► For the pilots, instead of “difficulty” maintaining desired control, an extremely difficult and subtle situation occurs — the pilots are dealing with a computer that has inexplicably lost its mind.
► Impact with “terrain” is the final insult to injury here, a thinly-veiled diversion of attention from Flight JT610s impact with the water (let the record reflect that two-thirds of the world’s surface is covered with water). The “analysis” performed by Boeing occurred after Flight JT610’s fatal impact with water, and was not some routine high level review conducted recently at leisure.
The second part of the emergency AD calls on operators to promptly modify their B737-8 and -9 flight manuals to feature the following verbiage:
Disengage autopilot and control airplane pitch attitude with control column and main electric trim as required. If relaxing the [control] column causes trim to move, set stabilized trim switches to CUTOUT. If runaway continues, hold the stabilized trim wheel against rotation and trim the airplane manually.

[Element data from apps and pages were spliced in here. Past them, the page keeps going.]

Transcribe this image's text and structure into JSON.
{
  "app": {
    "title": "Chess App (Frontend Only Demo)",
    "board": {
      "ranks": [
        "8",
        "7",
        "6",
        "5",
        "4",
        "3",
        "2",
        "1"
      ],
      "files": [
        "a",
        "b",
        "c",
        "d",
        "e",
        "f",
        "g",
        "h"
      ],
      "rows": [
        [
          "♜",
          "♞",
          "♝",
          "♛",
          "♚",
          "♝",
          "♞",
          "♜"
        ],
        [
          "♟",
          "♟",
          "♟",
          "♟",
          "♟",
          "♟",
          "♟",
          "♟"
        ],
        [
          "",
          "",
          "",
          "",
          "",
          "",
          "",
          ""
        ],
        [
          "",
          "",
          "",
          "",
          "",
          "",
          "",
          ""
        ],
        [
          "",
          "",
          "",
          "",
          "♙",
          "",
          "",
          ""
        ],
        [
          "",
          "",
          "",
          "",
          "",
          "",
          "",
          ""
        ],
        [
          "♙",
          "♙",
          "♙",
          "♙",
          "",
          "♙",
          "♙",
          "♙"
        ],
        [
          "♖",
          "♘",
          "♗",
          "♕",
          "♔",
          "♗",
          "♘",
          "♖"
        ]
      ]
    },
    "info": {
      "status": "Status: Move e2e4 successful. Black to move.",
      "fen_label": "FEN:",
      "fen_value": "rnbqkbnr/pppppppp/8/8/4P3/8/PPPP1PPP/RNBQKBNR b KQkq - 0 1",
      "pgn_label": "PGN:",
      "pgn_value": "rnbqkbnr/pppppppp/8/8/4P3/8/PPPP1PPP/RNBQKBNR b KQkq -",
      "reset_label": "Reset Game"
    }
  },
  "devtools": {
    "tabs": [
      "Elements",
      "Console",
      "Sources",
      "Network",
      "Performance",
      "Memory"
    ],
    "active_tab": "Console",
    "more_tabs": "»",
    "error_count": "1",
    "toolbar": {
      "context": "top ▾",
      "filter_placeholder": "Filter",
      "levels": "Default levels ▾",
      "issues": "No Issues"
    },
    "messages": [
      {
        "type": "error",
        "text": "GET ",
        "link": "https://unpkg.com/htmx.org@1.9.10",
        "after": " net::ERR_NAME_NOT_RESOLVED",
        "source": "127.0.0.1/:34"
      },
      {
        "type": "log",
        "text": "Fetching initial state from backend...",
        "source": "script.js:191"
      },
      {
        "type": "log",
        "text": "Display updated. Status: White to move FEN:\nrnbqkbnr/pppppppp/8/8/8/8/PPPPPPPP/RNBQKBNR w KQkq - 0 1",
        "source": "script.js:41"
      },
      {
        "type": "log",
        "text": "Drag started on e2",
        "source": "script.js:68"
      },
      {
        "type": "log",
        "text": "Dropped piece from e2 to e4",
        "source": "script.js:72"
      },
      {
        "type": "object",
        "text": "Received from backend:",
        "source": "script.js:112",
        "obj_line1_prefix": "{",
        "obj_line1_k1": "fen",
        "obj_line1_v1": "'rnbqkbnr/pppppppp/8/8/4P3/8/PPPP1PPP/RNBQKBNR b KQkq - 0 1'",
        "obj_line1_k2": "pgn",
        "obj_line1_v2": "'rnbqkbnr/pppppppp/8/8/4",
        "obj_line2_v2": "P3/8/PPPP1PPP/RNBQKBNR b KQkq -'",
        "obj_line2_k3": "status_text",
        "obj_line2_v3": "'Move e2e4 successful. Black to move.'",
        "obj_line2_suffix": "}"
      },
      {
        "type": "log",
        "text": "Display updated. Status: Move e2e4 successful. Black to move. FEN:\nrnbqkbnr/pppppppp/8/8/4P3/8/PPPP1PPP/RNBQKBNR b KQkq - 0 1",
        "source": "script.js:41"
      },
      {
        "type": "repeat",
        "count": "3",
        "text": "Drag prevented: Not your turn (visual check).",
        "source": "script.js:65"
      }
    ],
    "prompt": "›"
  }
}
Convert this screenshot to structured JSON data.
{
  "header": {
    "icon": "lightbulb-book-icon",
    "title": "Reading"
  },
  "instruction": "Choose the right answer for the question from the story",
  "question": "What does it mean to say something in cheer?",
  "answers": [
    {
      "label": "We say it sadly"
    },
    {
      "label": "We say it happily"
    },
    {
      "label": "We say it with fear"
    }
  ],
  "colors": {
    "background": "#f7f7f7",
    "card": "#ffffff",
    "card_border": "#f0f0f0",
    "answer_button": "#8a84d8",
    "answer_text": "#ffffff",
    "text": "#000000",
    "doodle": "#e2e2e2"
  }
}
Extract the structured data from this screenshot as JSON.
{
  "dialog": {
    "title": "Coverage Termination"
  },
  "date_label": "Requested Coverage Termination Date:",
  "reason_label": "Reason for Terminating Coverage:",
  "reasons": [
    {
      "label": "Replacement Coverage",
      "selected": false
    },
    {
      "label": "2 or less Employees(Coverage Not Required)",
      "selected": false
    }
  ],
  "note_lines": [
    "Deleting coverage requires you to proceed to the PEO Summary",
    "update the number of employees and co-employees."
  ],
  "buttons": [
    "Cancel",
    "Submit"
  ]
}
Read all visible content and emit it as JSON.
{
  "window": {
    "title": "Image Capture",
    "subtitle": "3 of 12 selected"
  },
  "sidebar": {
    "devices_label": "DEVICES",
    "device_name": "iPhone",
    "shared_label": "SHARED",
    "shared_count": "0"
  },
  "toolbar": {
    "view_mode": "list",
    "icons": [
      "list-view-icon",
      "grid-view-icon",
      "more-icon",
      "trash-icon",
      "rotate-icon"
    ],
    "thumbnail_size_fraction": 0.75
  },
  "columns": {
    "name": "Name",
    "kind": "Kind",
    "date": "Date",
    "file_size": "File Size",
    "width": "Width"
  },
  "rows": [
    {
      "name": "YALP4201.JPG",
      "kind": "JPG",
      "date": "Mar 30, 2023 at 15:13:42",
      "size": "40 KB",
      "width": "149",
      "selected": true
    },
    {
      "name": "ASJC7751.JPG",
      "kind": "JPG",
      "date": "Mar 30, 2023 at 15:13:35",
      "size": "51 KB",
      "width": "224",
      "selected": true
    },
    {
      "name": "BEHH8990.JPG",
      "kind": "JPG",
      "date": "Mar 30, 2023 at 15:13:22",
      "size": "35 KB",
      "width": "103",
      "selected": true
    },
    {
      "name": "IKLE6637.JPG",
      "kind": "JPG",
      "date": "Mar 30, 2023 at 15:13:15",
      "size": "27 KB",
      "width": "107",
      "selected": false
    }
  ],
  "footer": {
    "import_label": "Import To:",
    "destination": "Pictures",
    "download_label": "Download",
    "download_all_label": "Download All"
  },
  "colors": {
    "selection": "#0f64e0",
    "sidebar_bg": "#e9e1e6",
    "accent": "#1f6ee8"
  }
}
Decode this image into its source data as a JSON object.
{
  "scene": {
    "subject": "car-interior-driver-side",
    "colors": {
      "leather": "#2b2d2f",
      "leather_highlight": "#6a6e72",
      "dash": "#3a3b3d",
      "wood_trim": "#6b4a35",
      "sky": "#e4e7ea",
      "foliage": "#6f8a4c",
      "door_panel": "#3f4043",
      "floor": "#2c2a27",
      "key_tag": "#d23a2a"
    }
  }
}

Note: The 737-8/-9 uses a flight control computer command of pitch trim to improve longitudinal handling characteristics. In the event of erroneous Angle of Attack (AOA) input, the pitch trim system can trim the stabilized nose down in increments lasting up to 10 seconds.
In the event of an uncommanded nose down stabilizer trim … [ensure] that the STAB TRIM CUTOUT switches … stay in the CUTOUT position for the remainder of the flight.”
Again, some salient comments:
► “Runaway” stabilizer means the trim tabs on the horizontal stabilizer at the tail of the airplane could move to the full up or full down position. If uncorrected, the airplane could climb or dive. “Runaway” means the airplane is out of control absent timely pilot intervention.
► The trim wheel is located on the center console between the two pilots. CUTOUT may be insufficient and the wheel must be forcibly and physically restrained by the pilots This is the expedient blessed by the FAA for a recently certificated and high technology airplane.
► “Improving” handling characteristics may be a misnomer; the whole idea is to forestall the wings from stalling.
► The computerized trim system will command nose down in “increments” lasting up to 10 seconds; in aviation, 10 seconds can often spell the difference between life and death. Note that “increments” suggest repeated attempts to drop the nose, each lasting as long as 10 seconds. Since we are dealing with a single rogue AOA sensor, continued bad lone readings seem likely to provoke multiple 10 second bouts of inappropriate stabilize trim (unless the pilots are forcibly restraining the trim wheel, assuming they have correctly divined the problem associated with the trim wheel’s movement in the first place). The accident pilots, Captain Bhavye Suneja and First Officer Harvino, did not have the benefit of the post-crash guidance issued by Boeing.
In the emergency AD, operators were given three days to incorporate the new runaway stabilizer information in their airplane flight manuals. So let’s see, the FAA apparently was blithely unaware of the hazard throughout the months of certification trials, testing and whatnot but, caught by surprise, operators are enjoined to comply immediately.
No mention that pilots must have assimilated this new guidance in the same time frame. No mention of how much time is allowed for carriers to add the new guidance to their simulator training for pilots.
Not a word about an FAA-conducted review of the (apparently) non-voting software which allows one of three inputs of AOA to dominate, even if its readings are wrong. Such a review, and resulting software changes, seem to be of primary urgency. So much for the safety inherent to redundancy the FAA extols. It is supremely ironic that software lodged in the flight control computer intended to enhance safety may have led to nose-down pitch commands that contributed centrally to this fatal crash. How this software was approved gets back to the procedures — or lack thereof — by which the FAA certified the new B737 MAX family of highly computerized airplanes.